Designers often feel misunderstood and underutilized in their organizations. Is this because the other two main parts of the interaction design triad, business and technology, don’t understand us? Or is it because we don’t know enough about the contexts we’re working in? Probably both. How do we change that? Here I combine the wisdom of Joseph Campbell with the experience of Luke Wroblewski in hopes that they will help you, too, bring the great “boons” of hard won user experience design knowledge back to the real world of business and strategy in a way that, as Campbell puts it, “in terms and in proportions that are proper to the world’s ability to receive.” The external readings footnoted are necessary for context. …read on »

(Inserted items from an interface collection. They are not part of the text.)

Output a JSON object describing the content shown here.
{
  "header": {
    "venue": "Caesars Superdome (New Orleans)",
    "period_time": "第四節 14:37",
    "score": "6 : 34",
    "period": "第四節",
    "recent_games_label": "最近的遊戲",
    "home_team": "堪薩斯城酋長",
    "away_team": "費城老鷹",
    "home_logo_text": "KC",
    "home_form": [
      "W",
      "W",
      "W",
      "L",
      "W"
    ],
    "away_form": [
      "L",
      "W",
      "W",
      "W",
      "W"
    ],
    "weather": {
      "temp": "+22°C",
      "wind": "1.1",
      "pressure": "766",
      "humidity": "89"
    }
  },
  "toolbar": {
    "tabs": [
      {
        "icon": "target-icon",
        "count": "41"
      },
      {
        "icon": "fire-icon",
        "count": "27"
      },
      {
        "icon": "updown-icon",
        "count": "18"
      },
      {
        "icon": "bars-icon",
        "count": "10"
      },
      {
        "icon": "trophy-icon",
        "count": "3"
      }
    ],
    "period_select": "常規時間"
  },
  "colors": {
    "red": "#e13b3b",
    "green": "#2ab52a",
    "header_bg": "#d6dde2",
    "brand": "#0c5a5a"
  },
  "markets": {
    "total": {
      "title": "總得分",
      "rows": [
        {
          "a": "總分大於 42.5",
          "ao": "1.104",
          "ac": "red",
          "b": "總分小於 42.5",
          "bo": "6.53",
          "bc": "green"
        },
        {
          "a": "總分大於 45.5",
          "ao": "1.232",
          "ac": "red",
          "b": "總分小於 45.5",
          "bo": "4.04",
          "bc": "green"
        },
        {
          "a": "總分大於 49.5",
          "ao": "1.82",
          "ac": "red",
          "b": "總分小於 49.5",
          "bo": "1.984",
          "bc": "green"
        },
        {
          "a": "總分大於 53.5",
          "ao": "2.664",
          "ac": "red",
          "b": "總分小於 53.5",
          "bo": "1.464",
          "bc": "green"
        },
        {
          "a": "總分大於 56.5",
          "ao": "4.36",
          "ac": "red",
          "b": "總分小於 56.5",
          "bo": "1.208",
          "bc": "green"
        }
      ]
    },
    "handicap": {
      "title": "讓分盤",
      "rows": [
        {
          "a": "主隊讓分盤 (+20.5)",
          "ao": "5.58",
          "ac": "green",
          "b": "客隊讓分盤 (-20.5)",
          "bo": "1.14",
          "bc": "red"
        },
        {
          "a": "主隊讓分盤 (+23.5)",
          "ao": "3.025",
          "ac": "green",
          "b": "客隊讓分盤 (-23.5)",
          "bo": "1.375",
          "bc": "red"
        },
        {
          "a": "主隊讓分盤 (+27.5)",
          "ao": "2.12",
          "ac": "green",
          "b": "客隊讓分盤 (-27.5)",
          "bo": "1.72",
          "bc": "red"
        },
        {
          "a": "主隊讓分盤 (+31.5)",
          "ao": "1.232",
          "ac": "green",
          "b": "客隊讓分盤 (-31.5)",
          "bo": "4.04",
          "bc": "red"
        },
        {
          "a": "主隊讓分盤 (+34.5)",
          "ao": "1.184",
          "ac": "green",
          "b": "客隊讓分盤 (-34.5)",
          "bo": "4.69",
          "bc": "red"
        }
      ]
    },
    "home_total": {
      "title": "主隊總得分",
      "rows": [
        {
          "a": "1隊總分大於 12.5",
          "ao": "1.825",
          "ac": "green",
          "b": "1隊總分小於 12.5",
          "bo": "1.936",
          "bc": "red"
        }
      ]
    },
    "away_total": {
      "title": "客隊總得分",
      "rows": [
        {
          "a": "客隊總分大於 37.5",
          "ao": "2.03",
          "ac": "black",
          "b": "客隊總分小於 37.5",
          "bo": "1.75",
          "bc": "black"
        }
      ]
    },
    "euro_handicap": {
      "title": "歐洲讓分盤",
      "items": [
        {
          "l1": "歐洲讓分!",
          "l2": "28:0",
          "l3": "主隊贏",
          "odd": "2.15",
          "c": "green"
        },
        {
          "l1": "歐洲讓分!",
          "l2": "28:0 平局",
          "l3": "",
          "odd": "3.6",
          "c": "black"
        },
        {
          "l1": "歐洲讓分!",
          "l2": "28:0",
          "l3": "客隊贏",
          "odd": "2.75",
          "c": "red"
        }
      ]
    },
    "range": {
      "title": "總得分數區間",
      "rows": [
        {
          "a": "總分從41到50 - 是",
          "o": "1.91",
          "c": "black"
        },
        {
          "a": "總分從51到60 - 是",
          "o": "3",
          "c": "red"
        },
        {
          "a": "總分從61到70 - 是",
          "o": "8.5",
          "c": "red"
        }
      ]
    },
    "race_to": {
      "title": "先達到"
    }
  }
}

Don Norman’s book was copy-written in 1988, and this one proves once again that great books can remain relevant long after they first land in people’s hands. Though its point of reference for computing and user interface design will seem charmingly innocent to 21st century readers, the books real topics, have not changed: people, how they do things, and what designers must do to reduce human confusion and anguish, and liberate humanity to enjoy doing what they want or must. The need for knowledge, insight and wisdom in user interface design, as Mr. Norman gently guides us through, is as urgent as ever. No UI, UX / UE, human factors engineer, user scientist, or professional designers of any kind should practice their trade without first reading with care Mr. Norman’s now famous book.